PROVIDED MATERIAL>
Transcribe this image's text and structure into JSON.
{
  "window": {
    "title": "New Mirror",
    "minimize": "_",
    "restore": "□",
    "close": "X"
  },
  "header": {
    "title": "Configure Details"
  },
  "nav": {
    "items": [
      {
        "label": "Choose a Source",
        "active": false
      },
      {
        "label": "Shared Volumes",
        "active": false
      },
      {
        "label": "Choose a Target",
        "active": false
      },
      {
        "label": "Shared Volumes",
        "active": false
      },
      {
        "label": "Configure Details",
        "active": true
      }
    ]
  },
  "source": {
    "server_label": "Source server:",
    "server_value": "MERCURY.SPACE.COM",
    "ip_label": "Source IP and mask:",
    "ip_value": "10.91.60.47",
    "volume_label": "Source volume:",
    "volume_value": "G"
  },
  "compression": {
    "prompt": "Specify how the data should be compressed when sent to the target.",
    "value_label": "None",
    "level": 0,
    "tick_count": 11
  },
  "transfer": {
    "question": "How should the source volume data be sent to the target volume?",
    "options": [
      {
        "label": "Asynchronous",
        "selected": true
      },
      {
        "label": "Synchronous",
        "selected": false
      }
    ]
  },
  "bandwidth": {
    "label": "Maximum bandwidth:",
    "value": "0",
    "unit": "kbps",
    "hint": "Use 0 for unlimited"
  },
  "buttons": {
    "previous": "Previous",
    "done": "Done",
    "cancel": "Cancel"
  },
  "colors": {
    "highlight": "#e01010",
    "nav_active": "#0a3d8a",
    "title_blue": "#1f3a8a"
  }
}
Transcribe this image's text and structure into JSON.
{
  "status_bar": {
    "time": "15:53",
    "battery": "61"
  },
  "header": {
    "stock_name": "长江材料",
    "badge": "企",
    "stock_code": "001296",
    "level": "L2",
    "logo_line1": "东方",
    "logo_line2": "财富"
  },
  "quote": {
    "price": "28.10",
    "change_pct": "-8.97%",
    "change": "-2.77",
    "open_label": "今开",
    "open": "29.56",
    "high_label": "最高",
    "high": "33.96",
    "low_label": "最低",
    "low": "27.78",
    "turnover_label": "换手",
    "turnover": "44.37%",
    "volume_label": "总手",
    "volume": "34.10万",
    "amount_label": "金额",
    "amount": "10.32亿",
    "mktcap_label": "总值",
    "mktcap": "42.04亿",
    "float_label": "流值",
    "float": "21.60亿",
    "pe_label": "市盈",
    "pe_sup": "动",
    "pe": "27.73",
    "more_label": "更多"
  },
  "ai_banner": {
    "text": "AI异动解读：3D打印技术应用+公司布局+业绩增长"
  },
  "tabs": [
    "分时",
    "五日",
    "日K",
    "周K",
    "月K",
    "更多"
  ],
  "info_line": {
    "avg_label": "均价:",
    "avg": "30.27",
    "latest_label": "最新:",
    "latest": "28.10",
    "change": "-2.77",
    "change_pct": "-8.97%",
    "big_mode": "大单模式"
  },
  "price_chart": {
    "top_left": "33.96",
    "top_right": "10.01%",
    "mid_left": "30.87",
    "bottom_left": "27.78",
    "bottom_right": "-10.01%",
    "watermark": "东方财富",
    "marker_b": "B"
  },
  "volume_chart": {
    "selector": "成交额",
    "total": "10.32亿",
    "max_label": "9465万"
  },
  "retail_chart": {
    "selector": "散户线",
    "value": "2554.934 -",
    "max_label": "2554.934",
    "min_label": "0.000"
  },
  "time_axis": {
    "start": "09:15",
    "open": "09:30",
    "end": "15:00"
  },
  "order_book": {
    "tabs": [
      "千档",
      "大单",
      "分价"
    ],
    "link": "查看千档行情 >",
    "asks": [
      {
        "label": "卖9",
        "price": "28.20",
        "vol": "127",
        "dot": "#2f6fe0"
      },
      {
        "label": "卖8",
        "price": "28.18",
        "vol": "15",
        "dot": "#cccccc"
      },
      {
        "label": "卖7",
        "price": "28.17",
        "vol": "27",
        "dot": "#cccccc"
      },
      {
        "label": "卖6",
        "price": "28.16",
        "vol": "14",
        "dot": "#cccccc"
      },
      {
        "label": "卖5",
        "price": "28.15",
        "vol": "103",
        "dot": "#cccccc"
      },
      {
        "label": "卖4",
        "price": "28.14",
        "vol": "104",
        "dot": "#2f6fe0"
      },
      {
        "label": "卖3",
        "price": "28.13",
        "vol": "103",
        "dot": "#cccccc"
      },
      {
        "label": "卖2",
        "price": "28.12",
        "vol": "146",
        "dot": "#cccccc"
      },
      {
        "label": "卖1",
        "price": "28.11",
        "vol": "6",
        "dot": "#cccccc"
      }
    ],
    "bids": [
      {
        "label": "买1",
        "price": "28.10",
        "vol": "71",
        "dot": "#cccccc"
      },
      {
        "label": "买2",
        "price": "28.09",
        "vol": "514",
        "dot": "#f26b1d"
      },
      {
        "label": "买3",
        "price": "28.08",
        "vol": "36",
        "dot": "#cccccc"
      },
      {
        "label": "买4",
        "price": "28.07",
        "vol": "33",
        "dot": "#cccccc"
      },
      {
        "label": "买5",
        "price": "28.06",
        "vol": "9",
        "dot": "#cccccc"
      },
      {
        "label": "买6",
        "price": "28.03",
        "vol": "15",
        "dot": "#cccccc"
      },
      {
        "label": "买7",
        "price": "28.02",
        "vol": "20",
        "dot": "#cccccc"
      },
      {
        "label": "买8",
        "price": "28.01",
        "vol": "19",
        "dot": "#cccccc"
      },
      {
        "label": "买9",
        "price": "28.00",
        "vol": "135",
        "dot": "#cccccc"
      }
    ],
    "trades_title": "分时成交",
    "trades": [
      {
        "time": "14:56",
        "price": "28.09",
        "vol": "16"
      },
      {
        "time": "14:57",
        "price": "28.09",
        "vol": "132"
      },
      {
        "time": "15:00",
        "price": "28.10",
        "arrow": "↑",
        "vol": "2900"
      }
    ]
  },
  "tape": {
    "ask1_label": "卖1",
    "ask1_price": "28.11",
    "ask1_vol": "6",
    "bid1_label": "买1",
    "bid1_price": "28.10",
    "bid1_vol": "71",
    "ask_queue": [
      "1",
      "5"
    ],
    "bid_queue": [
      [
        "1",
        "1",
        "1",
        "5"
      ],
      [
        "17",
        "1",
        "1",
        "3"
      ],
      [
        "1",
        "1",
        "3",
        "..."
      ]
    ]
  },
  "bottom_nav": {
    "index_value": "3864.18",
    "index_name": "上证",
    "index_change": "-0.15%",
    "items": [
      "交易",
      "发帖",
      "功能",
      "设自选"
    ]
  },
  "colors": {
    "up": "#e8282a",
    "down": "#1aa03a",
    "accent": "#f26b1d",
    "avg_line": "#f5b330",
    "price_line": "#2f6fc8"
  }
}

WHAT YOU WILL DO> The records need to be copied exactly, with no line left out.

OUTPUT FOR THIS TASK>
Transcribe this image's text and structure into JSON.
{
  "window": {
    "title": "New Mirror",
    "minimize": "_",
    "restore": "□",
    "close": "X"
  },
  "header": {
    "title": "Configure Details"
  },
  "nav": {
    "items": [
      {
        "label": "Choose a Source",
        "active": false
      },
      {
        "label": "Shared Volumes",
        "active": false
      },
      {
        "label": "Choose a Target",
        "active": false
      },
      {
        "label": "Shared Volumes",
        "active": false
      },
      {
        "label": "Configure Details",
        "active": true
      }
    ]
  },
  "source": {
    "server_label": "Source server:",
    "server_value": "MERCURY.SPACE.COM",
    "ip_label": "Source IP and mask:",
    "ip_value": "10.91.60.47",
    "volume_label": "Source volume:",
    "volume_value": "G"
  },
  "compression": {
    "prompt": "Specify how the data should be compressed when sent to the target.",
    "value_label": "None",
    "level": 0,
    "tick_count": 11
  },
  "transfer": {
    "question": "How should the source volume data be sent to the target volume?",
    "options": [
      {
        "label": "Asynchronous",
        "selected": true
      },
      {
        "label": "Synchronous",
        "selected": false
      }
    ]
  },
  "bandwidth": {
    "label": "Maximum bandwidth:",
    "value": "0",
    "unit": "kbps",
    "hint": "Use 0 for unlimited"
  },
  "buttons": {
    "previous": "Previous",
    "done": "Done",
    "cancel": "Cancel"
  },
  "colors": {
    "highlight": "#e01010",
    "nav_active": "#0a3d8a",
    "title_blue": "#1f3a8a"
  }
}
Transcribe this image's text and structure into JSON.
{
  "status_bar": {
    "time": "15:53",
    "battery": "61"
  },
  "header": {
    "stock_name": "长江材料",
    "badge": "企",
    "stock_code": "001296",
    "level": "L2",
    "logo_line1": "东方",
    "logo_line2": "财富"
  },
  "quote": {
    "price": "28.10",
    "change_pct": "-8.97%",
    "change": "-2.77",
    "open_label": "今开",
    "open": "29.56",
    "high_label": "最高",
    "high": "33.96",
    "low_label": "最低",
    "low": "27.78",
    "turnover_label": "换手",
    "turnover": "44.37%",
    "volume_label": "总手",
    "volume": "34.10万",
    "amount_label": "金额",
    "amount": "10.32亿",
    "mktcap_label": "总值",
    "mktcap": "42.04亿",
    "float_label": "流值",
    "float": "21.60亿",
    "pe_label": "市盈",
    "pe_sup": "动",
    "pe": "27.73",
    "more_label": "更多"
  },
  "ai_banner": {
    "text": "AI异动解读：3D打印技术应用+公司布局+业绩增长"
  },
  "tabs": [
    "分时",
    "五日",
    "日K",
    "周K",
    "月K",
    "更多"
  ],
  "info_line": {
    "avg_label": "均价:",
    "avg": "30.27",
    "latest_label": "最新:",
    "latest": "28.10",
    "change": "-2.77",
    "change_pct": "-8.97%",
    "big_mode": "大单模式"
  },
  "price_chart": {
    "top_left": "33.96",
    "top_right": "10.01%",
    "mid_left": "30.87",
    "bottom_left": "27.78",
    "bottom_right": "-10.01%",
    "watermark": "东方财富",
    "marker_b": "B"
  },
  "volume_chart": {
    "selector": "成交额",
    "total": "10.32亿",
    "max_label": "9465万"
  },
  "retail_chart": {
    "selector": "散户线",
    "value": "2554.934 -",
    "max_label": "2554.934",
    "min_label": "0.000"
  },
  "time_axis": {
    "start": "09:15",
    "open": "09:30",
    "end": "15:00"
  },
  "order_book": {
    "tabs": [
      "千档",
      "大单",
      "分价"
    ],
    "link": "查看千档行情 >",
    "asks": [
      {
        "label": "卖9",
        "price": "28.20",
        "vol": "127",
        "dot": "#2f6fe0"
      },
      {
        "label": "卖8",
        "price": "28.18",
        "vol": "15",
        "dot": "#cccccc"
      },
      {
        "label": "卖7",
        "price": "28.17",
        "vol": "27",
        "dot": "#cccccc"
      },
      {
        "label": "卖6",
        "price": "28.16",
        "vol": "14",
        "dot": "#cccccc"
      },
      {
        "label": "卖5",
        "price": "28.15",
        "vol": "103",
        "dot": "#cccccc"
      },
      {
        "label": "卖4",
        "price": "28.14",
        "vol": "104",
        "dot": "#2f6fe0"
      },
      {
        "label": "卖3",
        "price": "28.13",
        "vol": "103",
        "dot": "#cccccc"
      },
      {
        "label": "卖2",
        "price": "28.12",
        "vol": "146",
        "dot": "#cccccc"
      },
      {
        "label": "卖1",
        "price": "28.11",
        "vol": "6",
        "dot": "#cccccc"
      }
    ],
    "bids": [
      {
        "label": "买1",
        "price": "28.10",
        "vol": "71",
        "dot": "#cccccc"
      },
      {
        "label": "买2",
        "price": "28.09",
        "vol": "514",
        "dot": "#f26b1d"
      },
      {
        "label": "买3",
        "price": "28.08",
        "vol": "36",
        "dot": "#cccccc"
      },
      {
        "label": "买4",
        "price": "28.07",
        "vol": "33",
        "dot": "#cccccc"
      },
      {
        "label": "买5",
        "price": "28.06",
        "vol": "9",
        "dot": "#cccccc"
      },
      {
        "label": "买6",
        "price": "28.03",
        "vol": "15",
        "dot": "#cccccc"
      },
      {
        "label": "买7",
        "price": "28.02",
        "vol": "20",
        "dot": "#cccccc"
      },
      {
        "label": "买8",
        "price": "28.01",
        "vol": "19",
        "dot": "#cccccc"
      },
      {
        "label": "买9",
        "price": "28.00",
        "vol": "135",
        "dot": "#cccccc"
      }
    ],
    "trades_title": "分时成交",
    "trades": [
      {
        "time": "14:56",
        "price": "28.09",
        "vol": "16"
      },
      {
        "time": "14:57",
        "price": "28.09",
        "vol": "132"
      },
      {
        "time": "15:00",
        "price": "28.10",
        "arrow": "↑",
        "vol": "2900"
      }
    ]
  },
  "tape": {
    "ask1_label": "卖1",
    "ask1_price": "28.11",
    "ask1_vol": "6",
    "bid1_label": "买1",
    "bid1_price": "28.10",
    "bid1_vol": "71",
    "ask_queue": [
      "1",
      "5"
    ],
    "bid_queue": [
      [
        "1",
        "1",
        "1",
        "5"
      ],
      [
        "17",
        "1",
        "1",
        "3"
      ],
      [
        "1",
        "1",
        "3",
        "..."
      ]
    ]
  },
  "bottom_nav": {
    "index_value": "3864.18",
    "index_name": "上证",
    "index_change": "-0.15%",
    "items": [
      "交易",
      "发帖",
      "功能",
      "设自选"
    ]
  },
  "colors": {
    "up": "#e8282a",
    "down": "#1aa03a",
    "accent": "#f26b1d",
    "avg_line": "#f5b330",
    "price_line": "#2f6fc8"
  }
}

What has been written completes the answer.